Element data from apps and pages

--*--

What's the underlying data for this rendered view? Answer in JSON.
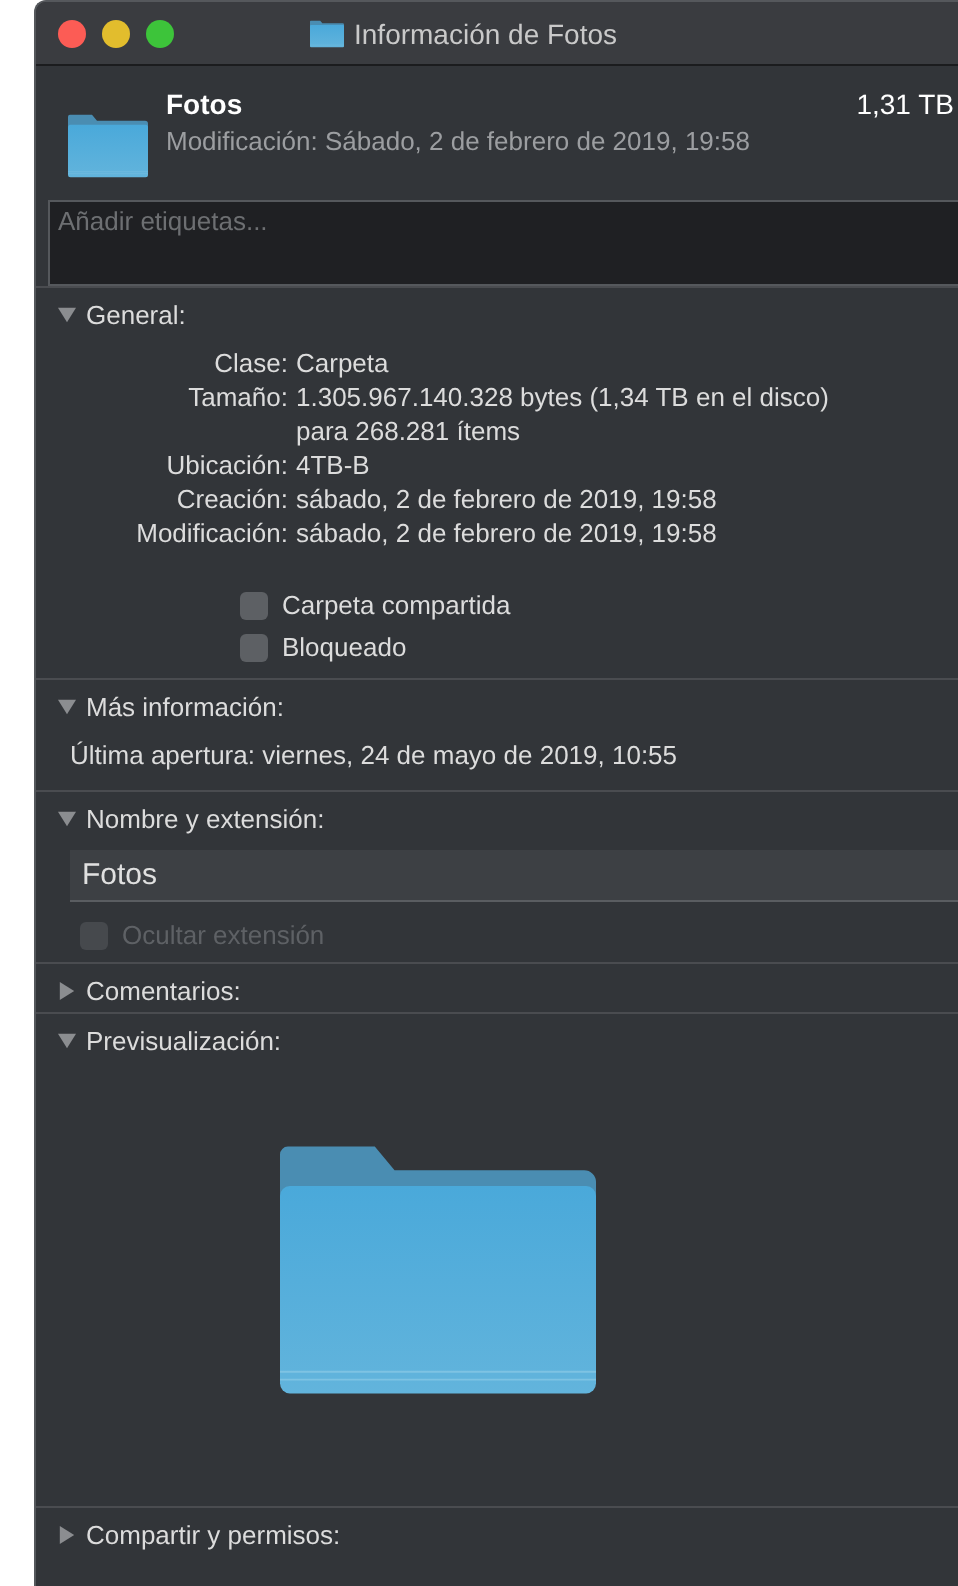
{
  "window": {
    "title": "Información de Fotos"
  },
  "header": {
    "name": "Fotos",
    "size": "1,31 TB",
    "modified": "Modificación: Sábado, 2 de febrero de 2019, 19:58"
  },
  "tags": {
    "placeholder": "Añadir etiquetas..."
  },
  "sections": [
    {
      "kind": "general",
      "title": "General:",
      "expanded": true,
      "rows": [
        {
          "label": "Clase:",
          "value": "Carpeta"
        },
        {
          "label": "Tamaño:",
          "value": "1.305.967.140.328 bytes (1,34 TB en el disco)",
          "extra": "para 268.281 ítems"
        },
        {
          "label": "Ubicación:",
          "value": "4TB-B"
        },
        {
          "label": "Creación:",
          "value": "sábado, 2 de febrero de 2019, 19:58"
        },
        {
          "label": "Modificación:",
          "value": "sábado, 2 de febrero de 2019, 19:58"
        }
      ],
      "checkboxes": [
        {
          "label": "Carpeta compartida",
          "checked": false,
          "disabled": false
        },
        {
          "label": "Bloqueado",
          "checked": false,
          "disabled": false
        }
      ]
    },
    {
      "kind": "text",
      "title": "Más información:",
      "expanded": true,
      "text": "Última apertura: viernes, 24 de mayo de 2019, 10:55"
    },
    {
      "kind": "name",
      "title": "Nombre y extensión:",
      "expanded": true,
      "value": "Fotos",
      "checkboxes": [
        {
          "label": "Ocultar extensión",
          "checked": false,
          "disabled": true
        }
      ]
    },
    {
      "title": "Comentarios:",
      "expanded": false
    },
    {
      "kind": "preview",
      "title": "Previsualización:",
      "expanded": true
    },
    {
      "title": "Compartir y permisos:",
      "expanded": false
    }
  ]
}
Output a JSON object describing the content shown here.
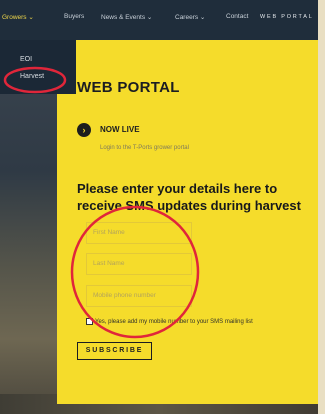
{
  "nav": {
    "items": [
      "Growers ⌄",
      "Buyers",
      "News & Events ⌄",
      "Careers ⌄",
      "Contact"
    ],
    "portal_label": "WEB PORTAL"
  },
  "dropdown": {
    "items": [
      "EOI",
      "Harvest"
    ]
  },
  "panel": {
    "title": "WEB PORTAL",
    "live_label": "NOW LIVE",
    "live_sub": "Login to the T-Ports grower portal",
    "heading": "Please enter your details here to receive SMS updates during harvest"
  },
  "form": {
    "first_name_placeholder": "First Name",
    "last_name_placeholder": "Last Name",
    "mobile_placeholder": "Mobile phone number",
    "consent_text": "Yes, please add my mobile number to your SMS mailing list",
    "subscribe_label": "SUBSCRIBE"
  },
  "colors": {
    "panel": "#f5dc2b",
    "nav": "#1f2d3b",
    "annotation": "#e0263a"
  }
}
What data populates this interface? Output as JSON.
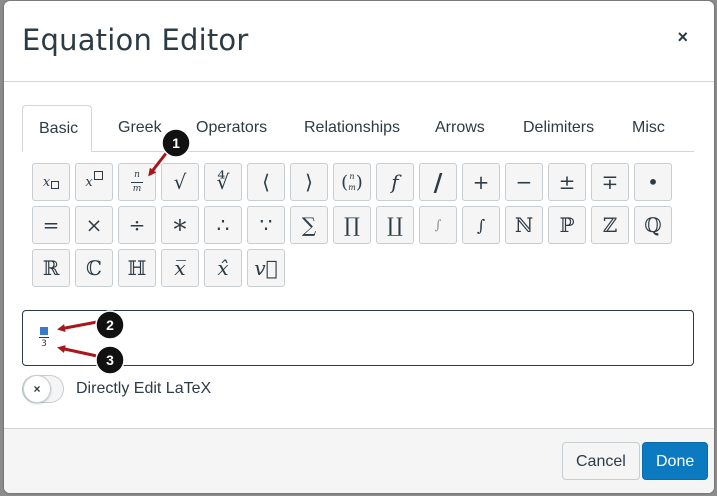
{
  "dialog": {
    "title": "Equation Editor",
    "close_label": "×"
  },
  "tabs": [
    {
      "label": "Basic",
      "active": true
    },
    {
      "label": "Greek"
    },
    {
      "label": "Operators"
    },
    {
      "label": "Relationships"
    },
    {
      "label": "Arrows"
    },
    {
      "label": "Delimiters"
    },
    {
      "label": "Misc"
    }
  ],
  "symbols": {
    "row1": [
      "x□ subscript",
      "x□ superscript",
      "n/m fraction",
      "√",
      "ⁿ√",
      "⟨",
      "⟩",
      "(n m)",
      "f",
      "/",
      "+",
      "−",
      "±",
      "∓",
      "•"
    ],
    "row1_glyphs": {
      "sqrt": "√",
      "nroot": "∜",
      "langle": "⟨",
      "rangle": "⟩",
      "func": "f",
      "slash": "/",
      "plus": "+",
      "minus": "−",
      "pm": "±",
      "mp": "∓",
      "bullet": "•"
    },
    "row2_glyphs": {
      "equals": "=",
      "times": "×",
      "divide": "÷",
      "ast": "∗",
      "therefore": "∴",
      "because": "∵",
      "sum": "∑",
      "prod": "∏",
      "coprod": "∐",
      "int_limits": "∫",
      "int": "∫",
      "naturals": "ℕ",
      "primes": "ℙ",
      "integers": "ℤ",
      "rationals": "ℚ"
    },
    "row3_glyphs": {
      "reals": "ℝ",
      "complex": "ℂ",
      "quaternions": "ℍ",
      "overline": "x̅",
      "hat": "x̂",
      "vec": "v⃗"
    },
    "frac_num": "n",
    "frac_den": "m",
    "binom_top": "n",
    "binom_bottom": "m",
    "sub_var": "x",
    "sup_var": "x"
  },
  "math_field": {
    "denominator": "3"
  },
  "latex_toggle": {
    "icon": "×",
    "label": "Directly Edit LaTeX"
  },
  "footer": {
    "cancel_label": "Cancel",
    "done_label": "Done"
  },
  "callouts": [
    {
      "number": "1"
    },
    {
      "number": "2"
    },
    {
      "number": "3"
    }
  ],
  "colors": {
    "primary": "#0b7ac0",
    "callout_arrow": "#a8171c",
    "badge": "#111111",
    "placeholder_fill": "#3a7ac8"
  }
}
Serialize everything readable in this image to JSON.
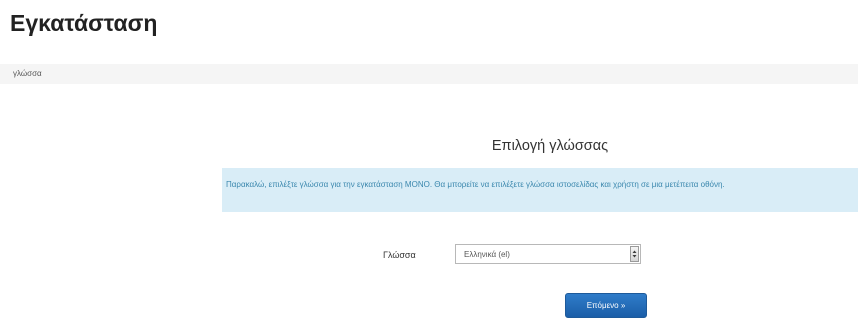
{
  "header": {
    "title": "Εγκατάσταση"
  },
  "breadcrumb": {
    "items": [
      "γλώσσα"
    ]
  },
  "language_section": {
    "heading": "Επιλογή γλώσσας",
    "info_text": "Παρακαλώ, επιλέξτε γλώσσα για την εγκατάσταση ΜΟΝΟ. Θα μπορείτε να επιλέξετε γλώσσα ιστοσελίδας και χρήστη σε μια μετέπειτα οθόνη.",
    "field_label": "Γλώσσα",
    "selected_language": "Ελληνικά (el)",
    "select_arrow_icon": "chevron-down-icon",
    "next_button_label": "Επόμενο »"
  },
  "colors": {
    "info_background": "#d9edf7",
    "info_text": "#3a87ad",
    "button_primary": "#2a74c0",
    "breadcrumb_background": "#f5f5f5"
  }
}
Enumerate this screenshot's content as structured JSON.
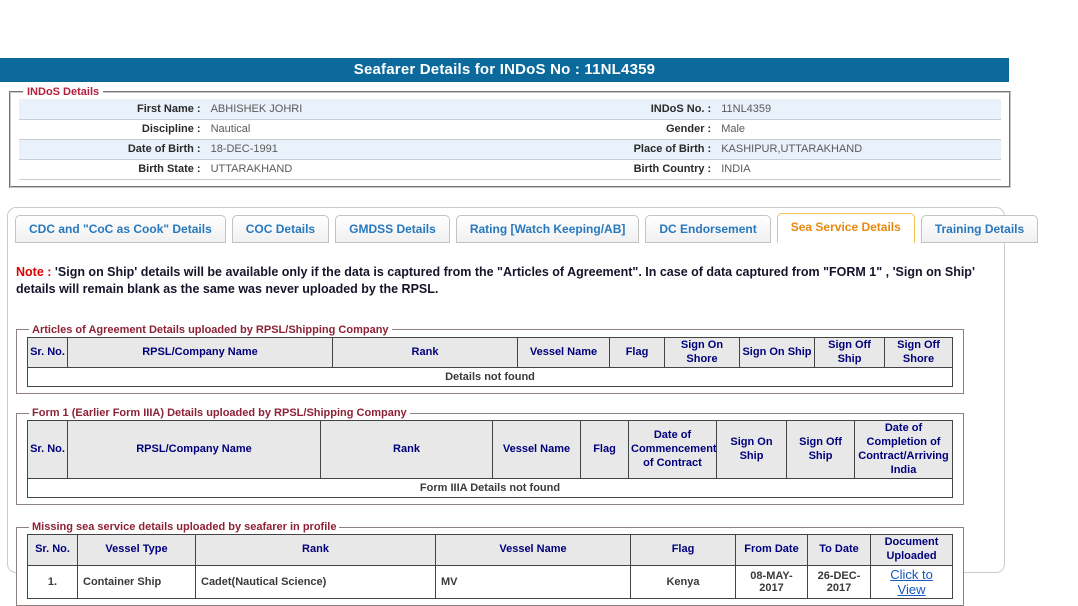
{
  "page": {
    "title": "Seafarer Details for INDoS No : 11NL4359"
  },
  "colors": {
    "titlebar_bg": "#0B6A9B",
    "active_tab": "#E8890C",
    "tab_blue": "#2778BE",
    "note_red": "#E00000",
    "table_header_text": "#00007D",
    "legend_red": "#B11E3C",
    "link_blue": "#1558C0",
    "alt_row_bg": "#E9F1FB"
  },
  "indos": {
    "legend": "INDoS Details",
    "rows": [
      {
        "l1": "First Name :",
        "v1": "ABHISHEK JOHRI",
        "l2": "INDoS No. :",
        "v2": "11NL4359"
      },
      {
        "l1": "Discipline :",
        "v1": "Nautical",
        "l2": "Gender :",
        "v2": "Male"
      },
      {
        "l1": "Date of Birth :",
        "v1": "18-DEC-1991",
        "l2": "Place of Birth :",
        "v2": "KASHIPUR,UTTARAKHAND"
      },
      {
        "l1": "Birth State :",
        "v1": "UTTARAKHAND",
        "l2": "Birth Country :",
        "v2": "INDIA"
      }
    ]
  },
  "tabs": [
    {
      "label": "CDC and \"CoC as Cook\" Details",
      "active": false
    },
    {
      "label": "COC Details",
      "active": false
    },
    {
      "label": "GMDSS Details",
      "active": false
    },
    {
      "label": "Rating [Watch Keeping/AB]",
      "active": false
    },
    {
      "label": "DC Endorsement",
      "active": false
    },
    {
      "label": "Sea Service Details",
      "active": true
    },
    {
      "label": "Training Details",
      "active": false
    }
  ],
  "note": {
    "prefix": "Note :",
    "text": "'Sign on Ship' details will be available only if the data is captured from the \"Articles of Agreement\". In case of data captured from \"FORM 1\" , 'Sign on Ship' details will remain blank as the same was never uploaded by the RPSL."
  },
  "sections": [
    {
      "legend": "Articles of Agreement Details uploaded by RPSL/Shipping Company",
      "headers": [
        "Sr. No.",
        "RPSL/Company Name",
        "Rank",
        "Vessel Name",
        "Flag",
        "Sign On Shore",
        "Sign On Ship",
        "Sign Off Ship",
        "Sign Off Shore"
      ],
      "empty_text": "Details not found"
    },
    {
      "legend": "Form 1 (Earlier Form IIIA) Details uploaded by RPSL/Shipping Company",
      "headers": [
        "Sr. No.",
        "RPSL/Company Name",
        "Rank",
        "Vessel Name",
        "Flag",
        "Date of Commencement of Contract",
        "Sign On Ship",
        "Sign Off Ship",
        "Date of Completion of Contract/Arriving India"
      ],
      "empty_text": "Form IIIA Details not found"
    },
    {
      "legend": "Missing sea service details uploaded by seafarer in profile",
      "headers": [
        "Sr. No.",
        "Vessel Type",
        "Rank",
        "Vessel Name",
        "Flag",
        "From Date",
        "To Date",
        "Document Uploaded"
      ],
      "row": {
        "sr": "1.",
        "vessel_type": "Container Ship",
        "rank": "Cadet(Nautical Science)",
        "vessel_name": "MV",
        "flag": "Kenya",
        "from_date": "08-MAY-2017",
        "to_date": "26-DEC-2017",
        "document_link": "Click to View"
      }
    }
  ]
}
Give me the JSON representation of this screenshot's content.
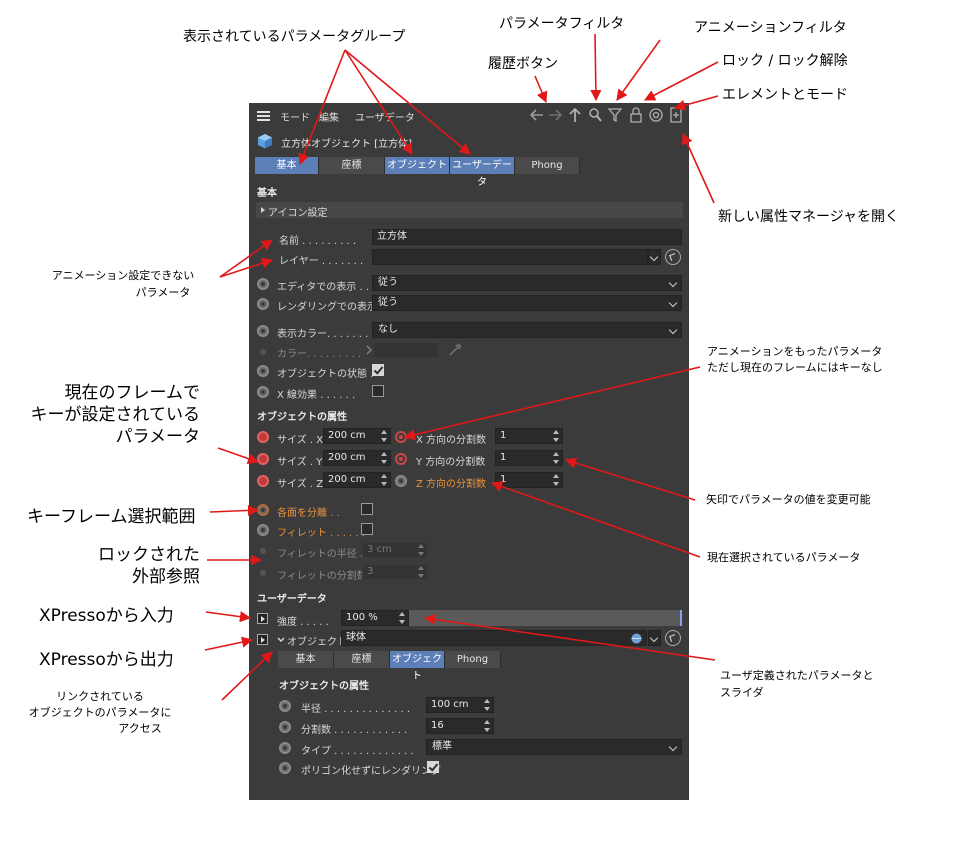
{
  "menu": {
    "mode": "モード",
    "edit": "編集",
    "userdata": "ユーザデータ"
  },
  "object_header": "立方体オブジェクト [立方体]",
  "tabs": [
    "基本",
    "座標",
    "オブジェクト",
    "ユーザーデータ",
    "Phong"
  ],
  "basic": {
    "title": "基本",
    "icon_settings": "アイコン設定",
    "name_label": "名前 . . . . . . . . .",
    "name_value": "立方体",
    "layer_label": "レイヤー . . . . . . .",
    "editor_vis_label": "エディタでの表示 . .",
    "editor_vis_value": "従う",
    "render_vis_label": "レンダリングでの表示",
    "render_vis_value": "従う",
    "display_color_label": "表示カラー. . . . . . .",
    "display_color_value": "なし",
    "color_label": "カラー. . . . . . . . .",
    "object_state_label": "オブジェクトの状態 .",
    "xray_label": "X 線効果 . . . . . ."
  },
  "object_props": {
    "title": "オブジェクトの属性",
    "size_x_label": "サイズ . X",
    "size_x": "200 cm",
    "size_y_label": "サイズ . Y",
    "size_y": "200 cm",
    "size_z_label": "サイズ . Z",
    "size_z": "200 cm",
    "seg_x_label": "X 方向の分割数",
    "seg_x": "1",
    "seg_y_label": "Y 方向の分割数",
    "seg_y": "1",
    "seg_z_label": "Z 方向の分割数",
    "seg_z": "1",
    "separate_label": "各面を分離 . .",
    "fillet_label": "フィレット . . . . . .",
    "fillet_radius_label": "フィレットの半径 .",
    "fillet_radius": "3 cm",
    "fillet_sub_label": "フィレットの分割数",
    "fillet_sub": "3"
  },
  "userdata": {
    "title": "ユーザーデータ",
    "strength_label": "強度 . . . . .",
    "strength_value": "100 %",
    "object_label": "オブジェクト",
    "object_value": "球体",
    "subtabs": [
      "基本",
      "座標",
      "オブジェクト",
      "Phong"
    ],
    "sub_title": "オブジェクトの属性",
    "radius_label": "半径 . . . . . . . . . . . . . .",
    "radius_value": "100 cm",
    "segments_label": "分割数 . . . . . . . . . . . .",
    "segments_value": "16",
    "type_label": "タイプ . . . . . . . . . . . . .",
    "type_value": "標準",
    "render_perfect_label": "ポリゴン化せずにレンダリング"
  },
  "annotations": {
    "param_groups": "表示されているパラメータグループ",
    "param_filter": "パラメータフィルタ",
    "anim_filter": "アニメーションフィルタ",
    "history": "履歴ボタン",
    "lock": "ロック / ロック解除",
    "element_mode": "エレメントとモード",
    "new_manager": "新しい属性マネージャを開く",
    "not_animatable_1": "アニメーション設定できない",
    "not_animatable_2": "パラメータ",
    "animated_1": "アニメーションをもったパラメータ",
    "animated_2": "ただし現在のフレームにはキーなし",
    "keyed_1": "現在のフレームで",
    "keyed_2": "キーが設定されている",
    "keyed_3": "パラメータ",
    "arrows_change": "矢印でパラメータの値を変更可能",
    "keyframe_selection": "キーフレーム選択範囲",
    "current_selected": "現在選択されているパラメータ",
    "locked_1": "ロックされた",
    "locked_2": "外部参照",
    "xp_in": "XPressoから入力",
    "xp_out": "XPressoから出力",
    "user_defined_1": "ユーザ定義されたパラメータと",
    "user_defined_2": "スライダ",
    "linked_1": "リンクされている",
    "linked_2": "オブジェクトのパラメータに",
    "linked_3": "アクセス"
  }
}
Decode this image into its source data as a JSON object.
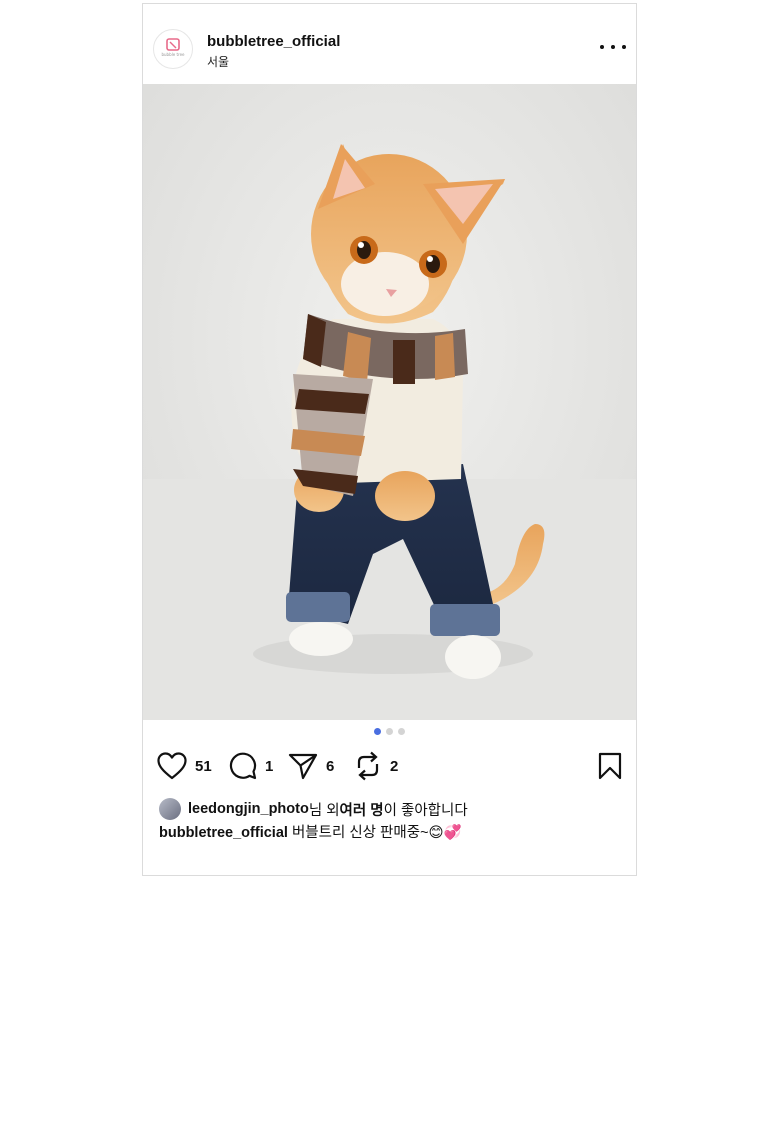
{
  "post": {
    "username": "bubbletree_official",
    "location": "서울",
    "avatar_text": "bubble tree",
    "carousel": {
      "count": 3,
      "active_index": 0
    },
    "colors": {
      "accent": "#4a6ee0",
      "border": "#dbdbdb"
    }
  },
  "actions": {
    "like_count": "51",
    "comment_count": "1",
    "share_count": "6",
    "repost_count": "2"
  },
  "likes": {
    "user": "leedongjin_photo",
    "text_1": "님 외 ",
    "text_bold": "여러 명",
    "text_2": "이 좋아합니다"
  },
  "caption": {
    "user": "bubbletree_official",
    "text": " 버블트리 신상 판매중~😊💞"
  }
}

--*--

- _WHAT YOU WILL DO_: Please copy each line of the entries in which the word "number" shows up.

- _ANSWER SPACE_:
    "mobile_placeholder": "Mobile phone number",
    "consent_text": "Yes, please add my mobile number to your SMS mailing list",
      "number": "1"
      "number": "2"
      "number": "3"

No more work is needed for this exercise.